Advances in therapeutic applications of extracellular vesicles

See allHide authors and affiliations

Science Translational Medicine  15 May 2019:
Vol. 11, Issue 492, eaav8521
DOI: 10.1126/scitranslmed.aav8521

eLetters is an online forum for ongoing peer review. Submission of eLetters are open to all. Please read our Terms of Service before submitting your own eLetter.

Compose eLetter

Plain text

  • Plain text
    No HTML tags allowed.
  • Web page addresses and e-mail addresses turn into links automatically.
  • Lines and paragraphs break automatically.
Author Information
First or given name, e.g. 'Peter'.
Your last, or family, name, e.g. 'MacMoody'.
Your email address, e.g.
Your role and/or occupation, e.g. 'Orthopedic Surgeon'.
Your organization or institution (if applicable), e.g. 'Royal Free Hospital'.
Statement of Competing Interests

This question is for testing whether or not you are a human visitor and to prevent automated spam submissions.

Enter the characters shown in the image.

Vertical Tabs

  • RE: Amniotic Exosomes and Pregnancy
    • Pascal J. Goldschmidt-Clermont, Co-Founder of REGENiSELF, REGENiSELF
    • Other Contributors:
      • Darcy L. DiFede, Chief Operating Officer of REGENiSELF, REGENiSELF
      • Ian A. White, Chief Scientific Officer, REGENiSELF

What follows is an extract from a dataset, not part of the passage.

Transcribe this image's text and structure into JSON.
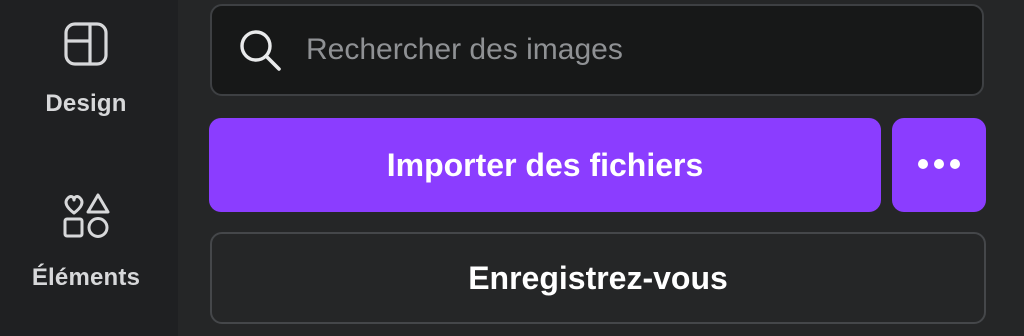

    In their article, Advances in therapeutic applications of extracellular vesicles, Wiklander et al. provide an instructive review of recent progress made in the field of extracellular vesicles (EVs), and exosomes in particular, they concluded “EVs act as important mediators of intercellular communication that influence both physiological and pathological conditions”. With this eletter, we provide an example of the formidable role of extracellular vesicles in human biology: the case of pregnancy.

    One physiological condition where extracellular vesicles are essential is pregnancy (1). The growth of the human embryo/fetus, in the womb is one of the most rapid situations of tissue growth for humans. It is likely that such growth is facilitated through the paracrine impact of amniosomes, considering the need for massive amounts of information and basic materials (lipids, proteins, complex sugars, nucleic acids, etc.) required to generate a mature human fetus. Actually, the concentration of amniosomes in the amniotic fluid has been reproducibly assessed at 250 billion exosomes per milliliter (1), thus, perhaps, amniotic fluid might be the most exosome rich fluid within the human body.

    It is highly likely that the pregnant mother is also heavily impacted by amniosomes. Amniosomes are small enough (150 nm or less) to pass through the placental barrier. The heart of pregnant women undergoes formidable transformation during pregnancy (2). The stroke volume for a heart...

    Show More
    Competing Interests: The company REGENiSELF is focused on the science of Stem Cell and Extracellular Vesicles for the prevention and treatment of human illnesses.

Stay Connected to Science Translational Medicine